*Raw data*.
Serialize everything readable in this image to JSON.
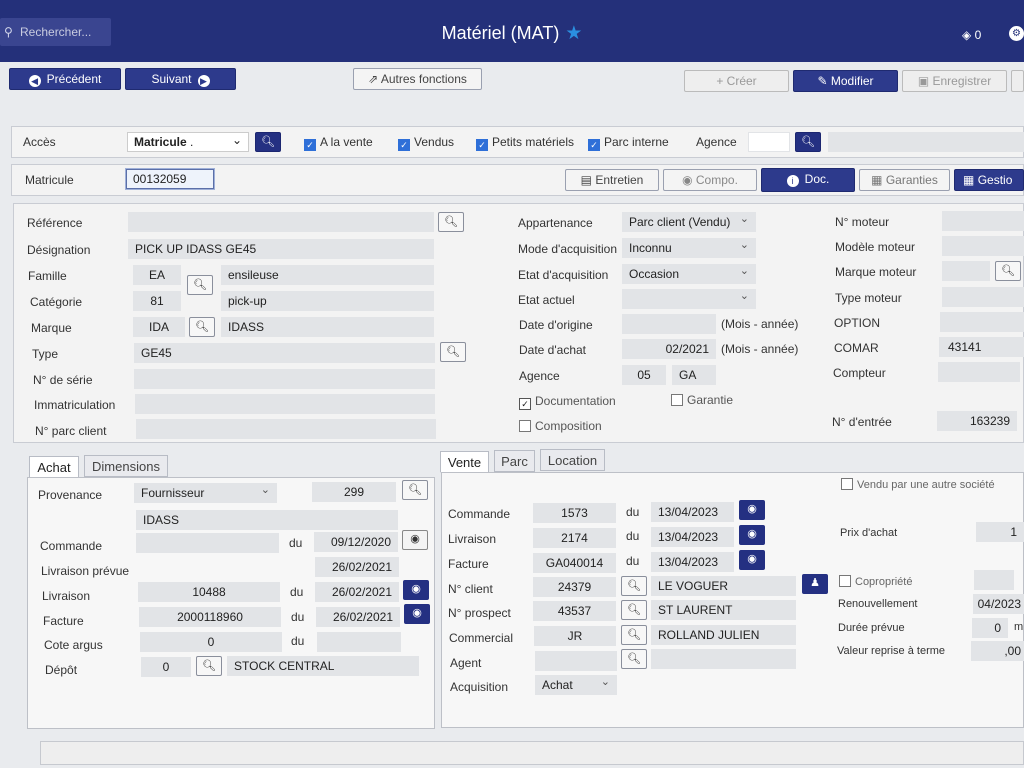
{
  "app": {
    "search_placeholder": "Rechercher...",
    "title": "Matériel (MAT)",
    "layers_count": "0"
  },
  "toolbar": {
    "prev": "Précédent",
    "next": "Suivant",
    "other": "Autres fonctions",
    "create": "Créer",
    "modify": "Modifier",
    "save": "Enregistrer"
  },
  "access": {
    "label": "Accès",
    "select": "Matricule",
    "dot": ".",
    "chk_vente": "A la vente",
    "chk_vendus": "Vendus",
    "chk_petits": "Petits matériels",
    "chk_parc": "Parc interne",
    "agence": "Agence"
  },
  "matricule": {
    "label": "Matricule",
    "value": "00132059",
    "btn_entretien": "Entretien",
    "btn_compo": "Compo.",
    "btn_doc": "Doc.",
    "btn_garanties": "Garanties",
    "btn_gestion": "Gestio"
  },
  "main": {
    "reference": "Référence",
    "designation": "Désignation",
    "designation_val": "PICK UP IDASS GE45",
    "famille": "Famille",
    "famille_code": "EA",
    "famille_name": "ensileuse",
    "categorie": "Catégorie",
    "categorie_code": "81",
    "categorie_name": "pick-up",
    "marque": "Marque",
    "marque_code": "IDA",
    "marque_name": "IDASS",
    "type": "Type",
    "type_val": "GE45",
    "serie": "N° de série",
    "immat": "Immatriculation",
    "parc_client": "N° parc client",
    "appartenance": "Appartenance",
    "appartenance_val": "Parc client (Vendu)",
    "mode_acq": "Mode d'acquisition",
    "mode_acq_val": "Inconnu",
    "etat_acq": "Etat d'acquisition",
    "etat_acq_val": "Occasion",
    "etat_actuel": "Etat actuel",
    "date_origine": "Date d'origine",
    "mois_annee": "(Mois - année)",
    "date_achat": "Date d'achat",
    "date_achat_val": "02/2021",
    "mois_annee2": "(Mois - année)",
    "agence": "Agence",
    "agence_code": "05",
    "agence_name": "GA",
    "documentation": "Documentation",
    "garantie": "Garantie",
    "composition": "Composition",
    "n_moteur": "N° moteur",
    "modele_moteur": "Modèle moteur",
    "marque_moteur": "Marque moteur",
    "type_moteur": "Type moteur",
    "option": "OPTION",
    "comar": "COMAR",
    "comar_val": "43141",
    "compteur": "Compteur",
    "n_entree": "N° d'entrée",
    "n_entree_val": "163239"
  },
  "achat": {
    "tab_achat": "Achat",
    "tab_dimensions": "Dimensions",
    "provenance": "Provenance",
    "provenance_val": "Fournisseur",
    "provenance_code": "299",
    "provenance_name": "IDASS",
    "commande": "Commande",
    "du": "du",
    "commande_date": "09/12/2020",
    "livraison_prevue": "Livraison prévue",
    "livraison_prevue_date": "26/02/2021",
    "livraison": "Livraison",
    "livraison_val": "10488",
    "livraison_date": "26/02/2021",
    "facture": "Facture",
    "facture_val": "2000118960",
    "facture_date": "26/02/2021",
    "cote_argus": "Cote argus",
    "cote_argus_val": "0",
    "depot": "Dépôt",
    "depot_val": "0",
    "depot_name": "STOCK CENTRAL"
  },
  "vente": {
    "tab_vente": "Vente",
    "tab_parc": "Parc",
    "tab_location": "Location",
    "commande": "Commande",
    "commande_val": "1573",
    "du": "du",
    "commande_date": "13/04/2023",
    "livraison": "Livraison",
    "livraison_val": "2174",
    "livraison_date": "13/04/2023",
    "facture": "Facture",
    "facture_val": "GA040014",
    "facture_date": "13/04/2023",
    "client": "N° client",
    "client_val": "24379",
    "client_name": "LE VOGUER",
    "prospect": "N° prospect",
    "prospect_val": "43537",
    "prospect_name": "ST LAURENT",
    "commercial": "Commercial",
    "commercial_val": "JR",
    "commercial_name": "ROLLAND JULIEN",
    "agent": "Agent",
    "acquisition": "Acquisition",
    "acquisition_val": "Achat"
  },
  "right": {
    "vendu_societe": "Vendu par une autre société",
    "prix_achat": "Prix d'achat",
    "prix_achat_val": "1",
    "copropriete": "Copropriété",
    "renouvellement": "Renouvellement",
    "renouvellement_val": "04/2023",
    "duree": "Durée prévue",
    "duree_val": "0",
    "duree_unit": "m",
    "valeur_reprise": "Valeur reprise à terme",
    "valeur_reprise_val": ",00"
  }
}
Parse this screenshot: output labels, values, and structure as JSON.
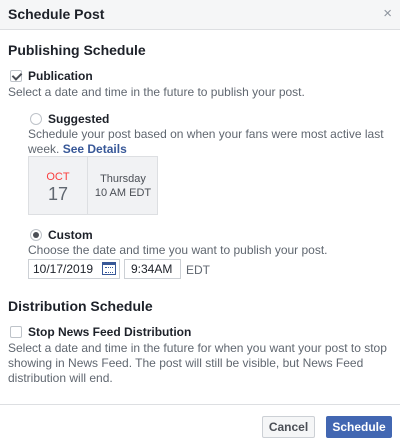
{
  "dialog": {
    "title": "Schedule Post",
    "close_glyph": "×"
  },
  "publishing": {
    "title": "Publishing Schedule",
    "publication_label": "Publication",
    "publication_help": "Select a date and time in the future to publish your post.",
    "suggested_label": "Suggested",
    "suggested_help_1": "Schedule your post based on when your fans were most active last",
    "suggested_help_2": "week.",
    "see_details": "See Details",
    "suggested_month": "OCT",
    "suggested_day": "17",
    "suggested_weekday": "Thursday",
    "suggested_time": "10 AM EDT",
    "custom_label": "Custom",
    "custom_help": "Choose the date and time you want to publish your post.",
    "date_value": "10/17/2019",
    "time_value": "9:34AM",
    "timezone": "EDT"
  },
  "distribution": {
    "title": "Distribution Schedule",
    "stop_label": "Stop News Feed Distribution",
    "help_1": "Select a date and time in the future for when you want your post to stop",
    "help_2": "showing in News Feed. The post will still be visible, but News Feed",
    "help_3": "distribution will end."
  },
  "footer": {
    "cancel": "Cancel",
    "schedule": "Schedule"
  }
}
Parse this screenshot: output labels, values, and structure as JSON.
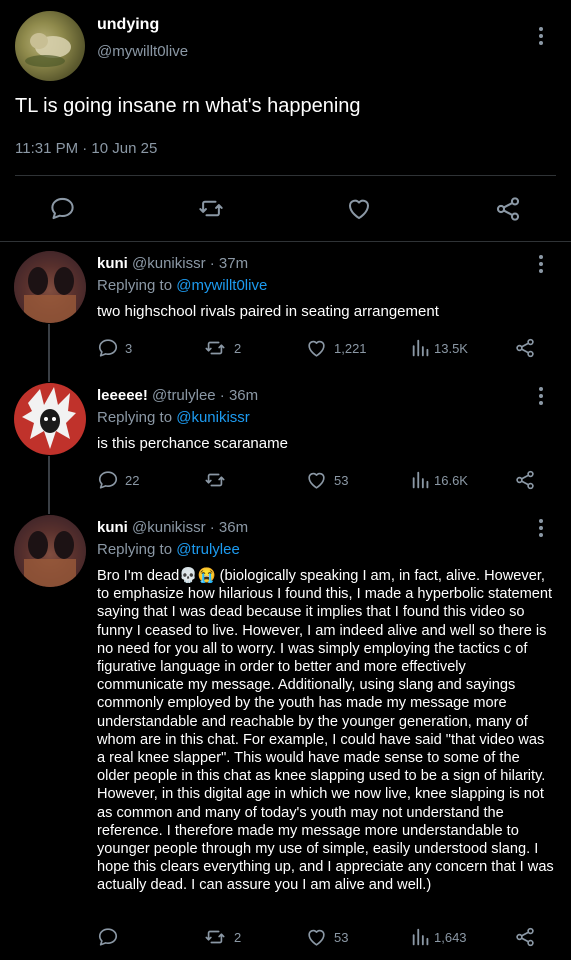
{
  "main_tweet": {
    "display_name": "undying",
    "handle": "@mywillt0live",
    "text": "TL is going insane rn what's happening",
    "timestamp": "11:31 PM · 10 Jun 25"
  },
  "replies": [
    {
      "display_name": "kuni",
      "handle_time": "@kunikissr · 37m",
      "replying_prefix": "Replying to ",
      "replying_to": "@mywillt0live",
      "text": "two highschool rivals paired in seating arrangement",
      "replies": "3",
      "retweets": "2",
      "likes": "1,221",
      "views": "13.5K"
    },
    {
      "display_name": "leeeee!",
      "handle_time": "@trulylee · 36m",
      "replying_prefix": "Replying to ",
      "replying_to": "@kunikissr",
      "text": "is this perchance scaraname",
      "replies": "22",
      "retweets": "",
      "likes": "53",
      "views": "16.6K"
    },
    {
      "display_name": "kuni",
      "handle_time": "@kunikissr · 36m",
      "replying_prefix": "Replying to ",
      "replying_to": "@trulylee",
      "text": "Bro I'm dead💀😭 (biologically speaking I am, in fact, alive. However, to emphasize how hilarious I found this, I made a hyperbolic statement saying that I was dead because it implies that I found this video so funny I ceased to live. However, I am indeed alive and well so there is no need for you all to worry. I was simply employing the tactics c of figurative language in order to better and more effectively communicate my message. Additionally, using slang and sayings commonly employed by the youth has made my message more understandable and reachable by the younger generation, many of whom are in this chat. For example, I could have said \"that video was a real knee slapper\". This would have made sense to some of the older people in this chat as knee slapping used to be a sign of hilarity. However, in this digital age in which we now live, knee slapping is not as common and many of today's youth may not understand the reference. I therefore made my message more understandable to younger people through my use of simple, easily understood slang. I hope this clears everything up, and I appreciate any concern that I was actually dead. I can assure you I am alive and well.)",
      "replies": "",
      "retweets": "2",
      "likes": "53",
      "views": "1,643"
    }
  ],
  "colors": {
    "background": "#000000",
    "text": "#e7e9ea",
    "secondary": "#8b98a5",
    "link": "#1d9bf0",
    "divider": "#2f3336"
  },
  "icons": [
    "reply-icon",
    "retweet-icon",
    "like-icon",
    "share-icon",
    "views-icon",
    "more-icon"
  ]
}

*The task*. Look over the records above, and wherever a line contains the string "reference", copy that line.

*Reply to the task*.
    "reference": "Référence",
      "text": "Bro I'm dead💀😭 (biologically speaking I am, in fact, alive. However, to emphasize how hilarious I found this, I made a hyperbolic statement saying that I was dead because it implies that I found this video so funny I ceased to live. However, I am indeed alive and well so there is no need for you all to worry. I was simply employing the tactics c of figurative language in order to better and more effectively communicate my message. Additionally, using slang and sayings commonly employed by the youth has made my message more understandable and reachable by the younger generation, many of whom are in this chat. For example, I could have said \"that video was a real knee slapper\". This would have made sense to some of the older people in this chat as knee slapping used to be a sign of hilarity. However, in this digital age in which we now live, knee slapping is not as common and many of today's youth may not understand the reference. I therefore made my message more understandable to younger people through my use of simple, easily understood slang. I hope this clears everything up, and I appreciate any concern that I was actually dead. I can assure you I am alive and well.)",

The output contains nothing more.